[[ Dataset excerpts, beginning ]]
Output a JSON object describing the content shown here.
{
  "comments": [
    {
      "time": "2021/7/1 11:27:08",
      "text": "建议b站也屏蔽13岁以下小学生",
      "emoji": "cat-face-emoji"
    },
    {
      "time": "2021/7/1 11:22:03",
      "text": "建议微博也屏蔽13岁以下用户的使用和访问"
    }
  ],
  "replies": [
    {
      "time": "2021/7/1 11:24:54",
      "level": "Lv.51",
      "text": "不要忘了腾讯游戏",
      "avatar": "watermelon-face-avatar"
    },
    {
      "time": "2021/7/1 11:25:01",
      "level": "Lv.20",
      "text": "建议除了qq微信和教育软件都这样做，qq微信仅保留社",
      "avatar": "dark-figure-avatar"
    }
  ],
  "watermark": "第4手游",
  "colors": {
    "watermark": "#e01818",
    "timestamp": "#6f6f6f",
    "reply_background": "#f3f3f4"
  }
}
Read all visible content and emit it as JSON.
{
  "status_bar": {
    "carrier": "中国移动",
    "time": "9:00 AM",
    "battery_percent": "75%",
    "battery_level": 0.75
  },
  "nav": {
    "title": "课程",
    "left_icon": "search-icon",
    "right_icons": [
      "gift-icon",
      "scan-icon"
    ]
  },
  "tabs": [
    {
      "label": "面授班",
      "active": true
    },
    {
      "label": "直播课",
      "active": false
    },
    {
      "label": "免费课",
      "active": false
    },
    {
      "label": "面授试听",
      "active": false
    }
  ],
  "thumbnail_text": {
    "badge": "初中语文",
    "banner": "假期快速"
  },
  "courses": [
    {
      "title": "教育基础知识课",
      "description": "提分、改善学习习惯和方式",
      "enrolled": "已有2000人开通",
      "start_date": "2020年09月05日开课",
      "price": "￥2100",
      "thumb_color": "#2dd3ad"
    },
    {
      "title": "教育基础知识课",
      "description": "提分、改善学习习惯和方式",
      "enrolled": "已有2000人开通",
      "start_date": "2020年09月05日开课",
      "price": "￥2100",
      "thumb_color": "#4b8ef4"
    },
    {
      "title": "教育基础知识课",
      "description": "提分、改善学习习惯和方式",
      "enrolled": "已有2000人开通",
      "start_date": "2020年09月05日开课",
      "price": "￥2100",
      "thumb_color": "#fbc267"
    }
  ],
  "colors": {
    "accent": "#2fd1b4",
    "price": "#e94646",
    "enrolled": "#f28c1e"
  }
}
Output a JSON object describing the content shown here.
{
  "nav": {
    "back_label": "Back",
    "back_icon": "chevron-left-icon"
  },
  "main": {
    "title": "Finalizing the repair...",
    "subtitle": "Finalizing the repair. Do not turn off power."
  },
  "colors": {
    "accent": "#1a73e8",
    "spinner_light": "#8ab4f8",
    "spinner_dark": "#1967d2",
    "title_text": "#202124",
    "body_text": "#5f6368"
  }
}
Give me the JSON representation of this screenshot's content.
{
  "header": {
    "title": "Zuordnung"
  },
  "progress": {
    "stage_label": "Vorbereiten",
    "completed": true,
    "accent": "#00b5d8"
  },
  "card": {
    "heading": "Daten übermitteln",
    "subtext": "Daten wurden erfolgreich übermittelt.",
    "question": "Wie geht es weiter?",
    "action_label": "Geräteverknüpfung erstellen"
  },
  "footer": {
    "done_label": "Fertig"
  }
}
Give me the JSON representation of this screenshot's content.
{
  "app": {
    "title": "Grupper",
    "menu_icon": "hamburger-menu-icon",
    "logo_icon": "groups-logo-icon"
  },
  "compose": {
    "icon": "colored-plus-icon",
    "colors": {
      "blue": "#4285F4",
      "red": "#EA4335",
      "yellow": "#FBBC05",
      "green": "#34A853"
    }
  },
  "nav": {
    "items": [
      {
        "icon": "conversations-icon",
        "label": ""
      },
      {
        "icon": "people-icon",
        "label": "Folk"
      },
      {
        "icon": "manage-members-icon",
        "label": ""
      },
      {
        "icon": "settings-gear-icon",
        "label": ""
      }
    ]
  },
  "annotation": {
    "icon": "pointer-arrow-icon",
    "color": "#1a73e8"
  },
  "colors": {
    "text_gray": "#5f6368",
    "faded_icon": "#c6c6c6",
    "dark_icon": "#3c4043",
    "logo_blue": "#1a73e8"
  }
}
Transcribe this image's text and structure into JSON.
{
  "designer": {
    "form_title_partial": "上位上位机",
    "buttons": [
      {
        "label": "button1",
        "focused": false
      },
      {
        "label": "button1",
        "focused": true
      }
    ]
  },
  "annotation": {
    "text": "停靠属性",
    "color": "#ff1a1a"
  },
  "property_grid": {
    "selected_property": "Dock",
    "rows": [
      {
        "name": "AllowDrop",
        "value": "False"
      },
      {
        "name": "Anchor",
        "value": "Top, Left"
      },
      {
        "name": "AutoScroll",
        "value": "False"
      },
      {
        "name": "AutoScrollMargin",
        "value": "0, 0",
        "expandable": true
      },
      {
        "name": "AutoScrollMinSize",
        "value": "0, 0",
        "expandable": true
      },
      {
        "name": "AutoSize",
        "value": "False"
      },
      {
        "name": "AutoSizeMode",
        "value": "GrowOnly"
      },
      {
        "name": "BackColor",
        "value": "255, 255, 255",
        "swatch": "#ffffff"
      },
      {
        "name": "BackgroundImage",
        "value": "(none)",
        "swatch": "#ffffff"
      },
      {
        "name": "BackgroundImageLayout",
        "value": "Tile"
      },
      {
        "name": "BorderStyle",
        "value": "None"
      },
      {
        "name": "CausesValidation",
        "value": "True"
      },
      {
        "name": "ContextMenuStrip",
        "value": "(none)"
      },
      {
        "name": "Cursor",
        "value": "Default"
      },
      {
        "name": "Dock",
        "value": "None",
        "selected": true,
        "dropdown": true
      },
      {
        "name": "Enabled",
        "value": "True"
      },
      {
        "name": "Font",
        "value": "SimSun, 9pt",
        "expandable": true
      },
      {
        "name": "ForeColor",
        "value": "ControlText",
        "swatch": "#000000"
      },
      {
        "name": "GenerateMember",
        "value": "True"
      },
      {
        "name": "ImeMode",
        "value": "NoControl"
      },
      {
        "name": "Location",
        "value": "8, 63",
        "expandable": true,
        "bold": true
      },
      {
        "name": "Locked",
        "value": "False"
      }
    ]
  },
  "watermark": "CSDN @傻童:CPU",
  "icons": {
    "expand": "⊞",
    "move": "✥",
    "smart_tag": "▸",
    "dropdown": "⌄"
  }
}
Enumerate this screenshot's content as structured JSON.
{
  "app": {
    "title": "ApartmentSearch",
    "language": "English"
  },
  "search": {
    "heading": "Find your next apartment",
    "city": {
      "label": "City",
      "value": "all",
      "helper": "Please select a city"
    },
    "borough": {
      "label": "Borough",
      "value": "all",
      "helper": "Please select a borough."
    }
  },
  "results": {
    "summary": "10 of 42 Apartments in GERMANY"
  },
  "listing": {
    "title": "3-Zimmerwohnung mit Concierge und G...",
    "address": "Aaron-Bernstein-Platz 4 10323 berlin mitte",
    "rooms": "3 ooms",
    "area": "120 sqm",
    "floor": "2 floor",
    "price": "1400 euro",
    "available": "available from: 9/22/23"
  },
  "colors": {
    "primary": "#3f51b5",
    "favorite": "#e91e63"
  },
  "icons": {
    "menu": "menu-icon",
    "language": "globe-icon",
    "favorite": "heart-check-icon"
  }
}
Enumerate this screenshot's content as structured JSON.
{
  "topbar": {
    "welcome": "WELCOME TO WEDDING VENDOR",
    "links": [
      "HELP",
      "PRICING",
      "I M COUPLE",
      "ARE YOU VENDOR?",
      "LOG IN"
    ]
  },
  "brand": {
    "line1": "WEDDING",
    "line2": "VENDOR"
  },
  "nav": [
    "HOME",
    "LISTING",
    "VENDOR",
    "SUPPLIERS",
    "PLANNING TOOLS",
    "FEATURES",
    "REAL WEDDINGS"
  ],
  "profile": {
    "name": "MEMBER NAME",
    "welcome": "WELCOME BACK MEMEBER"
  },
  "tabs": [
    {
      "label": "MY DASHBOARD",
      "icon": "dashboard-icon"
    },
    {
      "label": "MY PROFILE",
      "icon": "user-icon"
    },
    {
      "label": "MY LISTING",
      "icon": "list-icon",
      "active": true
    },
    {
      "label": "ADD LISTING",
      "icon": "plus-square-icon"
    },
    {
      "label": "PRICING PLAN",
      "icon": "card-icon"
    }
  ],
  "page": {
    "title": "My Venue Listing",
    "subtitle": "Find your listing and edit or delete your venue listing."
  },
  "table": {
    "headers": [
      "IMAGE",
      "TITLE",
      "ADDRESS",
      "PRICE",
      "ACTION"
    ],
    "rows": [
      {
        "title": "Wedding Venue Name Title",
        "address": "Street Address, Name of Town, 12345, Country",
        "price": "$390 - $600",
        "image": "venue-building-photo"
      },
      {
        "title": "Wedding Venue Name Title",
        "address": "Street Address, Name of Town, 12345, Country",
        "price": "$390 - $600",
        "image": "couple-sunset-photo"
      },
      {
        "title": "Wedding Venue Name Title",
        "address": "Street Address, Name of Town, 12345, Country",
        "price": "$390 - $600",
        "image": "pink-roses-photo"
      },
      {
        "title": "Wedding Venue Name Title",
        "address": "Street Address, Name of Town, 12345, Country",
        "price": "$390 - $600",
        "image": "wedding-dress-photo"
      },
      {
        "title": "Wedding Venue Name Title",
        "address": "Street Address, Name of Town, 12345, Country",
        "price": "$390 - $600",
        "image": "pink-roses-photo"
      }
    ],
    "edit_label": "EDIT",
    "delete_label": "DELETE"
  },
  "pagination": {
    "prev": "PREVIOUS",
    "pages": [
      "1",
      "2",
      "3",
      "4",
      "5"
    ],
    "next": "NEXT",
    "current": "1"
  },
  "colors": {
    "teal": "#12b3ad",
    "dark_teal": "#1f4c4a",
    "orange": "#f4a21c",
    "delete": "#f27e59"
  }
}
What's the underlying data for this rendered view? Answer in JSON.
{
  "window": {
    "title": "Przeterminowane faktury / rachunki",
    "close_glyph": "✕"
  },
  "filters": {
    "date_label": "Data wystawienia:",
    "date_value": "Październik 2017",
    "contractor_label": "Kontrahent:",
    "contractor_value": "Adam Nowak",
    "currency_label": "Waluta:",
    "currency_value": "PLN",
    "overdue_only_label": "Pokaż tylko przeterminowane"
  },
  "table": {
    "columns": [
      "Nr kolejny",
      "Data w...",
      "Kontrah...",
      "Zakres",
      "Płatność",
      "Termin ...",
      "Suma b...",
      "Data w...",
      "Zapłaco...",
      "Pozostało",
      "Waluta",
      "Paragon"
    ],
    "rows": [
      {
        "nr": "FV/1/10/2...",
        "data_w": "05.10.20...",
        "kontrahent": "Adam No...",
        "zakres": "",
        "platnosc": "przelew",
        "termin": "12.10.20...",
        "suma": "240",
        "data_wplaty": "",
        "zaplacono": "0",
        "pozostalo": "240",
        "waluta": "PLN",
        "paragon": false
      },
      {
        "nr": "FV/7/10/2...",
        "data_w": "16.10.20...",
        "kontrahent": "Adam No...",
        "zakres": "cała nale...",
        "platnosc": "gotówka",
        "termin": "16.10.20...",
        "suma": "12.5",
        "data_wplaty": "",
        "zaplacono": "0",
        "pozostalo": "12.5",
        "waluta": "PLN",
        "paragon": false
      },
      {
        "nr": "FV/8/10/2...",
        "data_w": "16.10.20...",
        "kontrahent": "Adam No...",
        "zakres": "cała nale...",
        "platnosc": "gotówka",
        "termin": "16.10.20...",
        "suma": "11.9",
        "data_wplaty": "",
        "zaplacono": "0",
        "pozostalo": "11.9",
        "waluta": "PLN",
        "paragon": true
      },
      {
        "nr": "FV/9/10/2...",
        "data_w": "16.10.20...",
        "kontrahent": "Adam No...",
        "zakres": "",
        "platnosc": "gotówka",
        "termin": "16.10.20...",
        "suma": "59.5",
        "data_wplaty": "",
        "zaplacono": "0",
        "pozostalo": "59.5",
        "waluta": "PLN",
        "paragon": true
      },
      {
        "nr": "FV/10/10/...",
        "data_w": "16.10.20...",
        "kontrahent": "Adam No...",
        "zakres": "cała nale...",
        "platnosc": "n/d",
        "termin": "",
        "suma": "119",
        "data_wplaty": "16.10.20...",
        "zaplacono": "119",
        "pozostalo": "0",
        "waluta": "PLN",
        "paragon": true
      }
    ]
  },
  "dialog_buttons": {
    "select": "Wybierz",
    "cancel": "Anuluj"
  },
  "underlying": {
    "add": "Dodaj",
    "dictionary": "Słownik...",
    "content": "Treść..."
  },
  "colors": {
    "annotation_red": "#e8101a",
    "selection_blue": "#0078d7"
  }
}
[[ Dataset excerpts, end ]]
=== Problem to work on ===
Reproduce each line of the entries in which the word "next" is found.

=== Answer to this problem ===
    "heading": "Find your next apartment",
    "next": "NEXT",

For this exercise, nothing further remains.